Granted it is all problems with the brakes, but I don’t think they are related to the same repair. If he repaired a line to fix it when the pedal went to the floor…this would not have anything to do with a caliper sticking two weeks later.
Thats kind of like saying “You replaced the left tail light last month, and now the right directional light went out” What did you do!!!


Thanks to all who responded. I apologize for murkiness on my part.

When the pedal went to the floor on #1 and I had it towed, if it was a quick fix, he had the car for a week. He almost always has the cars for at least a week. He had repaired the bluid line last year. I have more respect for mechanics and the vagaries of vehicles to throw blame off-hand.

He might well have saved my life by replacing the caliper, but, on the other hand, is it safe to be driving a vehicle that has such massive corrosion around the parking brake unit? Tomorrow, I will find out what the chances are that it could lock up the car while I’m driving it.

Car 2 was started and driven with no problems after the rain, so I doubt the electronics were fried as everything worked. It was only after it was parked and restarted that it wouldn’t start. Both cars were towed on flatbeds.

Gonna mull all this over and try to get more objectivity. Thank you.

Cancel that. Not mechanic error.
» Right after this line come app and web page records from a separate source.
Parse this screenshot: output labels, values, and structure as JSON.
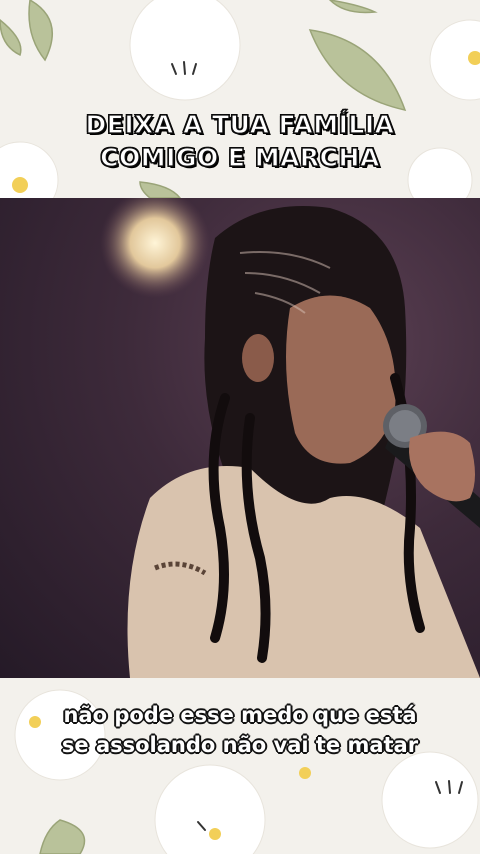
{
  "overlay": {
    "headline_lines": [
      "DEIXA A TUA FAMÍLIA",
      "COMIGO E MARCHA"
    ]
  },
  "captions": {
    "lines": [
      "não pode esse medo que está",
      "se assolando não vai te matar"
    ]
  },
  "theme": {
    "background": "#f3f1ec",
    "leaf": "#b9c29a",
    "flower_center": "#f2cf58"
  }
}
Question remaining is what are the chances of the corrosion locking up the car. Will find out.

if you don t set the parking brake it should not lock up

@whereisthebus; Sorry if we all were a bit confused, but we’re just trying to make heads or tails of what we percieve from a person that posts on here.
because we don’t have a clue as the make and model of car #1, it is hard to answer why the e-brake may lock up. He may just feel that if you use it, it will not release like it should some day. It might work today, but because of the corrosion it might not tomorrow.
I doubt that he meant that one day you’d be going down the road and they would engauge and cause an accident.
There are so many vehicles out there on the road without working E-brakes. People with automatics tend to rely on the parking pawl in the transmission and forget that they even have an E-brake. THen because of non-use the cable rusts and one day it doesn’t work at all.
That’s usually how people know it’s broken or siezed with rust.
I have all automatics and I try to remember every now and then to work the e-brake a dozen times…to keep things free and moving. I try!!!
If thats the problem and he feels that it’s not a problem…just have him Zip-tie, down the handle so you cannot forget and set it.
Maybe then in a couple of months when it’s in your budget, have him replace it all. It really should not cost that much, but don’t wait so long as the cables rust up.
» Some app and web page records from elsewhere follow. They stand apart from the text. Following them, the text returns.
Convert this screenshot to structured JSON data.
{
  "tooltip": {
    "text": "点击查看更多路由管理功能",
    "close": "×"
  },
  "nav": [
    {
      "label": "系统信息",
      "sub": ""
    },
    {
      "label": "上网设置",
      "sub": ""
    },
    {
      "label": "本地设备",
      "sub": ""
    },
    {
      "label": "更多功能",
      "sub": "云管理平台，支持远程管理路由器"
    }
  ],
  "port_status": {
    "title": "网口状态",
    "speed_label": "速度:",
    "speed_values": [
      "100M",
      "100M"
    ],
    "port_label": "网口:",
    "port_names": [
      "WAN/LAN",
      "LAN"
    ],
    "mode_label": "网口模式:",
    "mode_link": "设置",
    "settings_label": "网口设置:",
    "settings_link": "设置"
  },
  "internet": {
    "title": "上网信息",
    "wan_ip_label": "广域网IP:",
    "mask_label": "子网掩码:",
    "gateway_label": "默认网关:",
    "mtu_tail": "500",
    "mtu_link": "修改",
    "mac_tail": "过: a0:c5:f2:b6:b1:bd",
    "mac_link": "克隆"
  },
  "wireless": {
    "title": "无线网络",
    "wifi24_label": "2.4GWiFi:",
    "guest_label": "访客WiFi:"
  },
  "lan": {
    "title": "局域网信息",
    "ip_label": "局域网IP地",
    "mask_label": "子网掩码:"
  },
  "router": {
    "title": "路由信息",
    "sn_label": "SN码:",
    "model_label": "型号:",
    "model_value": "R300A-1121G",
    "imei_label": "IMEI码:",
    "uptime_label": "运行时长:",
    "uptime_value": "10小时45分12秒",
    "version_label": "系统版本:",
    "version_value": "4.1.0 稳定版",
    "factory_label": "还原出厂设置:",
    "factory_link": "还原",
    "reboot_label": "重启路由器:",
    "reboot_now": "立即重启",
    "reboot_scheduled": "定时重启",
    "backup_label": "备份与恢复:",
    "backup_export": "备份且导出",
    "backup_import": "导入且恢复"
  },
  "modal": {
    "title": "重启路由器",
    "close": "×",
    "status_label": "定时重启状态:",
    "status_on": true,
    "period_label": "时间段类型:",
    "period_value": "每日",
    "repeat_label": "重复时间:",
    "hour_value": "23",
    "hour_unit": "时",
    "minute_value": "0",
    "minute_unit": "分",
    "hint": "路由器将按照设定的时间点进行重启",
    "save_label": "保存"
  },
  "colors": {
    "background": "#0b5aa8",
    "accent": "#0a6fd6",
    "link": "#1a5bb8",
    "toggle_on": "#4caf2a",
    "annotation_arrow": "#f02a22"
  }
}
I forgot to mention that when the mechanic inspected the car in Dec. He most likely did not inspect the e-brake pads and parts. I know you are thinking that he should have, but to do that you would have to pay him a lot more. If it has rear disc brakes he would have to remove more parts than a normal brake job to be able to inspect the e-brake pads. Then put it all together again.
With all that work he may as well have you agree to do a rear brake job and new rotors for $175-$250…depending on the car and "if the E-brakes need work It’ll cost you more.
If it would cost the $175 for new rotors and brakes in the rear…I’d charge you $100 just to tear all that apart to inspect and put it all back together.

So how much did the inspection cost???


No manufacturer that I know of claims to have an emergency brake anymore. They all call it a parking brake. Was it during one of those 3 mile trips with the parking brake on that your cars brake pedal went to the floor? If so, you may have gotten tje rear brakes hoy enough to boil the brake fluid. That would have sent the pedal to the floor.
Not all states require the parking brake to be inspected and you have not told us where you live or even what your cars are.